• DATA SUPPLIED:
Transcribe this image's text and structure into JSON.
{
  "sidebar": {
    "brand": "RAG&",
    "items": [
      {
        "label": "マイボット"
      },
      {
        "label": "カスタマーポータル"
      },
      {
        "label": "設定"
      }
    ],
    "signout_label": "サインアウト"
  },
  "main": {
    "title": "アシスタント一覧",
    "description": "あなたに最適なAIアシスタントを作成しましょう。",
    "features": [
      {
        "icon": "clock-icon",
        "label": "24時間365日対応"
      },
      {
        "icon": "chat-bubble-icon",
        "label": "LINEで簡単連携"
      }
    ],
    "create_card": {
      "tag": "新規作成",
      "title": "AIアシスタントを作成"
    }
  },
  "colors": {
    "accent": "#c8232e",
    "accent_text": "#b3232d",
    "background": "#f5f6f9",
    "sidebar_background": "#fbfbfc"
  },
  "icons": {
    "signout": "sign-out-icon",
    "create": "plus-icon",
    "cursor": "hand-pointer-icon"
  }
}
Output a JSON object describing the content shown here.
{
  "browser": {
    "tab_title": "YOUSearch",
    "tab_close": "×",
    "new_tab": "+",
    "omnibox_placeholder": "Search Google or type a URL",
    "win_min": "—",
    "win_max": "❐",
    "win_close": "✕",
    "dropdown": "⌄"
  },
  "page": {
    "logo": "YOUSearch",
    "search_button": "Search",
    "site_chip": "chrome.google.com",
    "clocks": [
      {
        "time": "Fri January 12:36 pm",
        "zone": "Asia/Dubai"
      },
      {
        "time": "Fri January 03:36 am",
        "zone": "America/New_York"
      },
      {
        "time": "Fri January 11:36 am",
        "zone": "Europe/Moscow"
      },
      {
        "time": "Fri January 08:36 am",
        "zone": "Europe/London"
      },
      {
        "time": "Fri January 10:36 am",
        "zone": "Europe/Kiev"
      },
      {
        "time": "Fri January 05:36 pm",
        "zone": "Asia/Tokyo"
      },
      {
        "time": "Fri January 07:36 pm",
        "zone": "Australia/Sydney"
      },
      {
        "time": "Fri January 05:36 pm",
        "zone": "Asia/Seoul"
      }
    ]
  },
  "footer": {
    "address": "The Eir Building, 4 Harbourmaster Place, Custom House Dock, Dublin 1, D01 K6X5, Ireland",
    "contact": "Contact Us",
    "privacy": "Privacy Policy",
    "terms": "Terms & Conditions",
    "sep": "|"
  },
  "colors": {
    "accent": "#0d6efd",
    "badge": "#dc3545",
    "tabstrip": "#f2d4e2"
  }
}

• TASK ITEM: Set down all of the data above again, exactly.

• FINISHED TASK:
Transcribe this image's text and structure into JSON.
{
  "sidebar": {
    "brand": "RAG&",
    "items": [
      {
        "label": "マイボット"
      },
      {
        "label": "カスタマーポータル"
      },
      {
        "label": "設定"
      }
    ],
    "signout_label": "サインアウト"
  },
  "main": {
    "title": "アシスタント一覧",
    "description": "あなたに最適なAIアシスタントを作成しましょう。",
    "features": [
      {
        "icon": "clock-icon",
        "label": "24時間365日対応"
      },
      {
        "icon": "chat-bubble-icon",
        "label": "LINEで簡単連携"
      }
    ],
    "create_card": {
      "tag": "新規作成",
      "title": "AIアシスタントを作成"
    }
  },
  "colors": {
    "accent": "#c8232e",
    "accent_text": "#b3232d",
    "background": "#f5f6f9",
    "sidebar_background": "#fbfbfc"
  },
  "icons": {
    "signout": "sign-out-icon",
    "create": "plus-icon",
    "cursor": "hand-pointer-icon"
  }
}
Output a JSON object describing the content shown here.
{
  "browser": {
    "tab_title": "YOUSearch",
    "tab_close": "×",
    "new_tab": "+",
    "omnibox_placeholder": "Search Google or type a URL",
    "win_min": "—",
    "win_max": "❐",
    "win_close": "✕",
    "dropdown": "⌄"
  },
  "page": {
    "logo": "YOUSearch",
    "search_button": "Search",
    "site_chip": "chrome.google.com",
    "clocks": [
      {
        "time": "Fri January 12:36 pm",
        "zone": "Asia/Dubai"
      },
      {
        "time": "Fri January 03:36 am",
        "zone": "America/New_York"
      },
      {
        "time": "Fri January 11:36 am",
        "zone": "Europe/Moscow"
      },
      {
        "time": "Fri January 08:36 am",
        "zone": "Europe/London"
      },
      {
        "time": "Fri January 10:36 am",
        "zone": "Europe/Kiev"
      },
      {
        "time": "Fri January 05:36 pm",
        "zone": "Asia/Tokyo"
      },
      {
        "time": "Fri January 07:36 pm",
        "zone": "Australia/Sydney"
      },
      {
        "time": "Fri January 05:36 pm",
        "zone": "Asia/Seoul"
      }
    ]
  },
  "footer": {
    "address": "The Eir Building, 4 Harbourmaster Place, Custom House Dock, Dublin 1, D01 K6X5, Ireland",
    "contact": "Contact Us",
    "privacy": "Privacy Policy",
    "terms": "Terms & Conditions",
    "sep": "|"
  },
  "colors": {
    "accent": "#0d6efd",
    "badge": "#dc3545",
    "tabstrip": "#f2d4e2"
  }
}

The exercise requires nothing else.